→ YOUR GOAL: Should any entry look odd, write it out exactly anyway, along with all the rest.

→ RECORDS PROVIDED:
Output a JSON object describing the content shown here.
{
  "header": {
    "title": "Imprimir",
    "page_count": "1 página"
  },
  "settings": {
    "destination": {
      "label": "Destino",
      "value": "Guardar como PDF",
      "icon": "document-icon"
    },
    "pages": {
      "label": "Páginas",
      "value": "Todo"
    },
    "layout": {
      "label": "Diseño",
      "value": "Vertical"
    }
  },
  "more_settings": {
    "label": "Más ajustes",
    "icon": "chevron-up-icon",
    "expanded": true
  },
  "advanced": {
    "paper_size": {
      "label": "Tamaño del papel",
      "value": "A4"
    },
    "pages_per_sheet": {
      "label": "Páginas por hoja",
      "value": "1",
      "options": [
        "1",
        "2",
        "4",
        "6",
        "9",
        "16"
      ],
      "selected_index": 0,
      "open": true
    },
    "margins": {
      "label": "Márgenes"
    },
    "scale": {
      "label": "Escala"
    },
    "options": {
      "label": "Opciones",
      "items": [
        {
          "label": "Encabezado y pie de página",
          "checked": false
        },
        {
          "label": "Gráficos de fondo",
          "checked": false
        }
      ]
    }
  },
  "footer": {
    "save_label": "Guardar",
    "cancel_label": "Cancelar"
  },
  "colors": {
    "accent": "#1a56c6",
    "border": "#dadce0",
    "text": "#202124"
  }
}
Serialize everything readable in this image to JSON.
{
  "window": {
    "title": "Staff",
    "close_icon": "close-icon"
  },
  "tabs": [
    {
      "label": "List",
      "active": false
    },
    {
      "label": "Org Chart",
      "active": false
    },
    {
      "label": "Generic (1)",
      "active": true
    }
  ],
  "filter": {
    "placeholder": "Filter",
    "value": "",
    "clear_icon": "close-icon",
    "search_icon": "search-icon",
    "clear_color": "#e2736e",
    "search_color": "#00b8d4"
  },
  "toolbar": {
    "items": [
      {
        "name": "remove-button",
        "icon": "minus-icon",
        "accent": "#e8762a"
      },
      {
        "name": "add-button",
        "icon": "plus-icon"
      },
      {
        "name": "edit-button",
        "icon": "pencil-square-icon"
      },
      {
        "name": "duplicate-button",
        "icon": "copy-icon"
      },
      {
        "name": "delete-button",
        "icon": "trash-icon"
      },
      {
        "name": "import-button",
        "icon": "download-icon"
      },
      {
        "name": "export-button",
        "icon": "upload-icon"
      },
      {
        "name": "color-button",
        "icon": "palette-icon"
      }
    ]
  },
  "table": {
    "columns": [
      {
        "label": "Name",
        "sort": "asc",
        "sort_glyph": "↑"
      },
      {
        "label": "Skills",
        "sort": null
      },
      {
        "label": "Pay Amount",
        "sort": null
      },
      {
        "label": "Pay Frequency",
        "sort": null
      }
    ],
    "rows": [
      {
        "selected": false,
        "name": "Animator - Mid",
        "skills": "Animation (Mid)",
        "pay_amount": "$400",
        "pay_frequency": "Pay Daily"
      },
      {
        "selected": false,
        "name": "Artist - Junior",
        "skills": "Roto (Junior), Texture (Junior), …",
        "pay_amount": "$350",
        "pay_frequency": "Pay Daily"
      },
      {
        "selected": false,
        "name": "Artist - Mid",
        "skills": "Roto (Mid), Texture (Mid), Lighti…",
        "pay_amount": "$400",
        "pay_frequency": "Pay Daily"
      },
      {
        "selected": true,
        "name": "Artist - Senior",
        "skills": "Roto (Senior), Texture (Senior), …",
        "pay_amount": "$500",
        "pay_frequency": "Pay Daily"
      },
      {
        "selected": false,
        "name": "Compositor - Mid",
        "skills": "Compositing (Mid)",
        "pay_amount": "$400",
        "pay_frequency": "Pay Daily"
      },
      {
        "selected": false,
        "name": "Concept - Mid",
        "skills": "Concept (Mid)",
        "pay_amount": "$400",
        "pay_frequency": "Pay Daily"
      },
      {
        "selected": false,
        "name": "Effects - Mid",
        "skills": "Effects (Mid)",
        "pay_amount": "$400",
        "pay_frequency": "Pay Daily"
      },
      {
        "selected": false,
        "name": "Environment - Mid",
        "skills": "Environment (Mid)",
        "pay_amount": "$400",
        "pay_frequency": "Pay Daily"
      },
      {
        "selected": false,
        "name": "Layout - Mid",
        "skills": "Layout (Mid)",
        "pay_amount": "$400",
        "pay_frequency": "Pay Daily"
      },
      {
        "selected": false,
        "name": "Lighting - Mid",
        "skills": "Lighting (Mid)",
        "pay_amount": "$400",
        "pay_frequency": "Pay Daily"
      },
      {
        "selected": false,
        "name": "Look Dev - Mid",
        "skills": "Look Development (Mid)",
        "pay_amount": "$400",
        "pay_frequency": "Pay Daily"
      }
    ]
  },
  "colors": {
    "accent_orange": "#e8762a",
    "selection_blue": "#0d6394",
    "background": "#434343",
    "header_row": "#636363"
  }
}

→ RESPONSE TO THIS EXERCISE:
Output a JSON object describing the content shown here.
{
  "header": {
    "title": "Imprimir",
    "page_count": "1 página"
  },
  "settings": {
    "destination": {
      "label": "Destino",
      "value": "Guardar como PDF",
      "icon": "document-icon"
    },
    "pages": {
      "label": "Páginas",
      "value": "Todo"
    },
    "layout": {
      "label": "Diseño",
      "value": "Vertical"
    }
  },
  "more_settings": {
    "label": "Más ajustes",
    "icon": "chevron-up-icon",
    "expanded": true
  },
  "advanced": {
    "paper_size": {
      "label": "Tamaño del papel",
      "value": "A4"
    },
    "pages_per_sheet": {
      "label": "Páginas por hoja",
      "value": "1",
      "options": [
        "1",
        "2",
        "4",
        "6",
        "9",
        "16"
      ],
      "selected_index": 0,
      "open": true
    },
    "margins": {
      "label": "Márgenes"
    },
    "scale": {
      "label": "Escala"
    },
    "options": {
      "label": "Opciones",
      "items": [
        {
          "label": "Encabezado y pie de página",
          "checked": false
        },
        {
          "label": "Gráficos de fondo",
          "checked": false
        }
      ]
    }
  },
  "footer": {
    "save_label": "Guardar",
    "cancel_label": "Cancelar"
  },
  "colors": {
    "accent": "#1a56c6",
    "border": "#dadce0",
    "text": "#202124"
  }
}
Serialize everything readable in this image to JSON.
{
  "window": {
    "title": "Staff",
    "close_icon": "close-icon"
  },
  "tabs": [
    {
      "label": "List",
      "active": false
    },
    {
      "label": "Org Chart",
      "active": false
    },
    {
      "label": "Generic (1)",
      "active": true
    }
  ],
  "filter": {
    "placeholder": "Filter",
    "value": "",
    "clear_icon": "close-icon",
    "search_icon": "search-icon",
    "clear_color": "#e2736e",
    "search_color": "#00b8d4"
  },
  "toolbar": {
    "items": [
      {
        "name": "remove-button",
        "icon": "minus-icon",
        "accent": "#e8762a"
      },
      {
        "name": "add-button",
        "icon": "plus-icon"
      },
      {
        "name": "edit-button",
        "icon": "pencil-square-icon"
      },
      {
        "name": "duplicate-button",
        "icon": "copy-icon"
      },
      {
        "name": "delete-button",
        "icon": "trash-icon"
      },
      {
        "name": "import-button",
        "icon": "download-icon"
      },
      {
        "name": "export-button",
        "icon": "upload-icon"
      },
      {
        "name": "color-button",
        "icon": "palette-icon"
      }
    ]
  },
  "table": {
    "columns": [
      {
        "label": "Name",
        "sort": "asc",
        "sort_glyph": "↑"
      },
      {
        "label": "Skills",
        "sort": null
      },
      {
        "label": "Pay Amount",
        "sort": null
      },
      {
        "label": "Pay Frequency",
        "sort": null
      }
    ],
    "rows": [
      {
        "selected": false,
        "name": "Animator - Mid",
        "skills": "Animation (Mid)",
        "pay_amount": "$400",
        "pay_frequency": "Pay Daily"
      },
      {
        "selected": false,
        "name": "Artist - Junior",
        "skills": "Roto (Junior), Texture (Junior), …",
        "pay_amount": "$350",
        "pay_frequency": "Pay Daily"
      },
      {
        "selected": false,
        "name": "Artist - Mid",
        "skills": "Roto (Mid), Texture (Mid), Lighti…",
        "pay_amount": "$400",
        "pay_frequency": "Pay Daily"
      },
      {
        "selected": true,
        "name": "Artist - Senior",
        "skills": "Roto (Senior), Texture (Senior), …",
        "pay_amount": "$500",
        "pay_frequency": "Pay Daily"
      },
      {
        "selected": false,
        "name": "Compositor - Mid",
        "skills": "Compositing (Mid)",
        "pay_amount": "$400",
        "pay_frequency": "Pay Daily"
      },
      {
        "selected": false,
        "name": "Concept - Mid",
        "skills": "Concept (Mid)",
        "pay_amount": "$400",
        "pay_frequency": "Pay Daily"
      },
      {
        "selected": false,
        "name": "Effects - Mid",
        "skills": "Effects (Mid)",
        "pay_amount": "$400",
        "pay_frequency": "Pay Daily"
      },
      {
        "selected": false,
        "name": "Environment - Mid",
        "skills": "Environment (Mid)",
        "pay_amount": "$400",
        "pay_frequency": "Pay Daily"
      },
      {
        "selected": false,
        "name": "Layout - Mid",
        "skills": "Layout (Mid)",
        "pay_amount": "$400",
        "pay_frequency": "Pay Daily"
      },
      {
        "selected": false,
        "name": "Lighting - Mid",
        "skills": "Lighting (Mid)",
        "pay_amount": "$400",
        "pay_frequency": "Pay Daily"
      },
      {
        "selected": false,
        "name": "Look Dev - Mid",
        "skills": "Look Development (Mid)",
        "pay_amount": "$400",
        "pay_frequency": "Pay Daily"
      }
    ]
  },
  "colors": {
    "accent_orange": "#e8762a",
    "selection_blue": "#0d6394",
    "background": "#434343",
    "header_row": "#636363"
  }
}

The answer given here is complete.